|$10||1863||First||Fr.95b||Abraham Lincoln (Frederick Girsch); Eagle; Art||375 (161)|
|$50||1862||Third||Fr.148a||Alexander Hamilton (Joseph P. Ourdan)||45 (1)|
|$100||1863||Third||Fr.167||Vignette spread eagle (Joseph P. Ourdan)||51 (2)|
|$500||1862||Third||Fr.183c||Albert Gallatin||6 (4)|
|$1,000||1863||Third||Fr.186e||Robert Morris (Charles Schlecht)||4 (1)|
- Acts 3:6
- Names in parentheses are either the engravers or artists responsible for the concept and/or initial design.
- The first number represents the total population[clarification needed] for the design type, the second number (in parentheses) is the total number of notes known for the variety illustrated in the table.
- The $1 and $2 denominations were only issued with the Second obligation on the reverse. All other denominations were issued with both payment obligations.
- Brands 2011, p. 1.
- Mitchell 1903, p. 5.
- Mitchell 1903, p. 7.
- Mitchell 1903, p. 23.
- Brands 2011, p. 12.

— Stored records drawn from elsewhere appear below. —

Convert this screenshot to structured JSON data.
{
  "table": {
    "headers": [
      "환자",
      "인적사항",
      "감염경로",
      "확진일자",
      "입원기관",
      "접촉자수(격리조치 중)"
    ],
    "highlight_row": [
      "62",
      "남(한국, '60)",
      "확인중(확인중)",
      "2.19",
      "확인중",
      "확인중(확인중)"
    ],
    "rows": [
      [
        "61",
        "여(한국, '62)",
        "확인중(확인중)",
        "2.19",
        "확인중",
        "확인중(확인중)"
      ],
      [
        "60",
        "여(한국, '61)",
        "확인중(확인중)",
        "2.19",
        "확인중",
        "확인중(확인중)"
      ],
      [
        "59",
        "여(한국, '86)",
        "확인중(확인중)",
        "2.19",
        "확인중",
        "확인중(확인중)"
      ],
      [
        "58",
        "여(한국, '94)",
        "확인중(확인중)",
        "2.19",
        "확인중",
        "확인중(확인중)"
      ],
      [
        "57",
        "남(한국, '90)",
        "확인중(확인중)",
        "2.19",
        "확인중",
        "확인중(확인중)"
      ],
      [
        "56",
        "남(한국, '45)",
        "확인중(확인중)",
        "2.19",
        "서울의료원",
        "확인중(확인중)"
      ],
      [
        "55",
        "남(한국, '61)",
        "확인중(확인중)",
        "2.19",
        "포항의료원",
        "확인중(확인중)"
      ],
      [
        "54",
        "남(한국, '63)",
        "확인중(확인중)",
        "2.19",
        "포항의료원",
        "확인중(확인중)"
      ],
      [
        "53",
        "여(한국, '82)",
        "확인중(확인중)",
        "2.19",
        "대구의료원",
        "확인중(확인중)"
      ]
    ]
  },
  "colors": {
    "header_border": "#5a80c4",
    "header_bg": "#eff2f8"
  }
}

- O'Sullivan, Arthur; Sheffrin, Steven M. (2003). Economics: Principles in Action. Needham, MA: Pearson Prentice Hall. p. 552. ISBN 0-13-063085-3.
- Leigh 2014, p. 50. sfn error: no target: CITEREFLeigh2014 (help)
- Brands 2011, p. 13.
- Friedberg & Friedberg 2013, p. 37.
- Friedberg & Friedberg 2013, pp. 37–56.
- Hessler 2004, p. 24.
- Hessler 2004, p. 20.
- Hessler 2004, p. 22.
- Hessler 2004, p. 27.
- Hessler 2004, p. 28.
- Brands, H. W. (2011). Greenback Planet: How the Dollar Conquered the World and Threatened Civilization as We Know It. University of Texas Press. ISBN 9780292739338.
- Friedberg, Arthur L.; Friedberg, Ira S. (2013). Paper Money of the United States (20th ed.). Coin & Currency Institute. ISBN 978-0-87184-020-2. Retrieved 25 January 2020.
- Hessler, Gene (2004). U.S. Essay, Proof and Specimen Notes (2nd ed.). BNR Press. ISBN 0-931960-62-2.
- Mitchell, Wesley Clair (1903). A history of the greenbacks: with special reference to the economic consequences of their issue: 1862–65. University of Chicago Press.
- Oberholtzer, Ellis Paxson (1904). Abraham Lincoln. Philadelphia: George W. Jacobs. Vol.I Vol.II
- Oberholtzer, Ellis Paxson (1907). Jay Cooke: Financier of the Civil War. Philadelphia: George W. Jacobs. Vol.I Vol.II
- Bye, John O. (1963). Lincoln's greenback currency. University of Michigan.
- Noll, Franklin (March 2012). "The United States Monopolization of Bank Note Production: Politics, Government, and the Greenback, 1862–1878". American Nineteenth Century History. 13 (13): 15–43. doi:10.1080/14664658.2012.681942. S2CID 144566502.